Facebook groups like Expats Malta and Malta Tenant Support have been inundated with posts from individuals who have found themselves in similar situations, some of which have previously hit the headlines.
The Malta Tenant Support group in particular has become a point of reference for aggrieved individuals locked in disputes with their landlords, with the main organiser also explaining how the justice system is skewed against tenants who seek redress over maltreatment from their landlords.
In a public post on the same Facebook group, the main organiser, Johanna Axisa MacRae, explained that the police force does not have the power to investigate forced evictions without a complaint filed directly by the affected individuals. Axisa MacRae also said the problem stretches back years, citing cases from at least four years ago.
According to Article 85 of the Criminal Code, which specifically refers to ‘the unlawful assumption by private persons of powers belonging to public authority,’ landlords found to have carried out actions amounting to forced evictions are potentially liable for a fine of €1,500 – €4,000 as well as imprisonment for one – three months.
However, forced evictions are not considered an ‘ex officio’ offence – in other words, the police force does not have the right to investigate such cases unless a complaint is filed directly by the affected individual.
“When a landlord is in breach of Article 85 of the Criminal Code, the police can choose not to take any action, in which case the tenant would have to instruct a lawyer to make a kwerela (complaint) at the police station where the report was originally made.
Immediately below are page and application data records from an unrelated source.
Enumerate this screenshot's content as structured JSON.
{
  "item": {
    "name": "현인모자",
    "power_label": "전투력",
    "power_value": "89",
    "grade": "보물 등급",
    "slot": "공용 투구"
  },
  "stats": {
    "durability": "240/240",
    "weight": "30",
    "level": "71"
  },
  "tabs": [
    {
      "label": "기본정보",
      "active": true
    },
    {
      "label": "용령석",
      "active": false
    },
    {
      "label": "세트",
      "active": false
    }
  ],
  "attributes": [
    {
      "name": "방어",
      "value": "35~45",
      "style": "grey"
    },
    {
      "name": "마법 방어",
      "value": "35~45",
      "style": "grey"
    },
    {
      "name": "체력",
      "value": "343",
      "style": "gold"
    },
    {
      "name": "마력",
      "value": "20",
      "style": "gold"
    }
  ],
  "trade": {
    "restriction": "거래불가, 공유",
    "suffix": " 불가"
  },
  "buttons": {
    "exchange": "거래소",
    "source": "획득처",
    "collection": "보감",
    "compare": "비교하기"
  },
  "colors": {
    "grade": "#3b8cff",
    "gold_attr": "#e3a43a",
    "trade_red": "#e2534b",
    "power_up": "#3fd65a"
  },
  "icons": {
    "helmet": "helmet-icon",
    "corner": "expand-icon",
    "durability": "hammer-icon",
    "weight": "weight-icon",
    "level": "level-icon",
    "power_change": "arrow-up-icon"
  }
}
The police can apparently still refuse to take action in which case the tenant can challenge the Police Commissioner directly,” Axisa MacRae wrote.
In other words, even if the eviction is forced and manifestly illegal, the police force can still decline to intervene, meaning that in such a case the tenants would be forced to enter into a long, complicated legal process that would likely take years to even begin addressing the root of the dispute.
“This is the Maltese state refusing to protect residents and citizens of Malta when they are subjected to humiliating and traumatic criminal acts of aggression by persons in positions of power over them,” Axisa MacRae said in her post.
When reached for comment, the head of the tenants’ association spoke of the recurring nature of the issue, highlighting multiple cases in which tenants spoke of cruel and degrading treatment from landlords seeking to extract as much profit as possible with little regard for people’s basic needs.
Besides the shocking incident in Gżira in which a landlord kicked down the door of an apartment which was occupied by tenants who refused to pay for a washing machine technician, highlighted earlier this month by Lovin Malta, the same portal also previously published several other similar stories.
In February, another article highlighted an even graver situation in which the landlord, who was also the employer of the tenants living in his apartment in Mosta, was filmed physically assaulting the tenants following one resident’s decision to quit his job and leave the apartment.
Several members of the Malta Tenant Support Facebook group regularly air their grievances online in the hope of finding a way to resolve disputes with belligerent landlords.
In the past few months, multiple users have detailed incidents in which their landlords either threatened to cut off their water and electricity supply, or did so in an attempt to force them out of the property.